=== What is expected ===
What is needed is an exact copy of every record below.

Component data from apps and pages:
---

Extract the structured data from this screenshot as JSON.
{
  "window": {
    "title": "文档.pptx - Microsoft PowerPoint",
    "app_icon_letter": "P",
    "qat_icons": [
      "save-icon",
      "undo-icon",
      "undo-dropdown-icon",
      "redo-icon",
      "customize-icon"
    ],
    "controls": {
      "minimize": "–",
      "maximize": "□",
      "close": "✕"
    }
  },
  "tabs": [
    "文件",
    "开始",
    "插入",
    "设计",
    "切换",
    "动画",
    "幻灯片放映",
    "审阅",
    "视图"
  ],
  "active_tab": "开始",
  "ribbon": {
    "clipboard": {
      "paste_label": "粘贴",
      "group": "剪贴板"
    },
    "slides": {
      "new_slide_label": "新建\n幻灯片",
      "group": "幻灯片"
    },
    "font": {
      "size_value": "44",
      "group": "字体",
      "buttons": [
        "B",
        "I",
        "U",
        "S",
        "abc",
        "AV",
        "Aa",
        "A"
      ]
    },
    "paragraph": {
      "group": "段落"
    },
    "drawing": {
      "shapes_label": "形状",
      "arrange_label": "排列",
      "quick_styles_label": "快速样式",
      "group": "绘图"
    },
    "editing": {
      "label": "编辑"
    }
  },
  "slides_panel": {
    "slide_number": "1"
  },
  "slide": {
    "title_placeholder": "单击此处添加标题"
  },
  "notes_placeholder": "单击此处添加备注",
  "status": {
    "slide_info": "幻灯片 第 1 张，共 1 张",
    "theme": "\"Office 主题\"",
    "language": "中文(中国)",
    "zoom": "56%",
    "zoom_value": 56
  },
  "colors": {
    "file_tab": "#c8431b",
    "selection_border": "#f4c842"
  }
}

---

=== Task output ===
Extract the structured data from this screenshot as JSON.
{
  "window": {
    "title": "文档.pptx - Microsoft PowerPoint",
    "app_icon_letter": "P",
    "qat_icons": [
      "save-icon",
      "undo-icon",
      "undo-dropdown-icon",
      "redo-icon",
      "customize-icon"
    ],
    "controls": {
      "minimize": "–",
      "maximize": "□",
      "close": "✕"
    }
  },
  "tabs": [
    "文件",
    "开始",
    "插入",
    "设计",
    "切换",
    "动画",
    "幻灯片放映",
    "审阅",
    "视图"
  ],
  "active_tab": "开始",
  "ribbon": {
    "clipboard": {
      "paste_label": "粘贴",
      "group": "剪贴板"
    },
    "slides": {
      "new_slide_label": "新建\n幻灯片",
      "group": "幻灯片"
    },
    "font": {
      "size_value": "44",
      "group": "字体",
      "buttons": [
        "B",
        "I",
        "U",
        "S",
        "abc",
        "AV",
        "Aa",
        "A"
      ]
    },
    "paragraph": {
      "group": "段落"
    },
    "drawing": {
      "shapes_label": "形状",
      "arrange_label": "排列",
      "quick_styles_label": "快速样式",
      "group": "绘图"
    },
    "editing": {
      "label": "编辑"
    }
  },
  "slides_panel": {
    "slide_number": "1"
  },
  "slide": {
    "title_placeholder": "单击此处添加标题"
  },
  "notes_placeholder": "单击此处添加备注",
  "status": {
    "slide_info": "幻灯片 第 1 张，共 1 张",
    "theme": "\"Office 主题\"",
    "language": "中文(中国)",
    "zoom": "56%",
    "zoom_value": 56
  },
  "colors": {
    "file_tab": "#c8431b",
    "selection_border": "#f4c842"
  }
}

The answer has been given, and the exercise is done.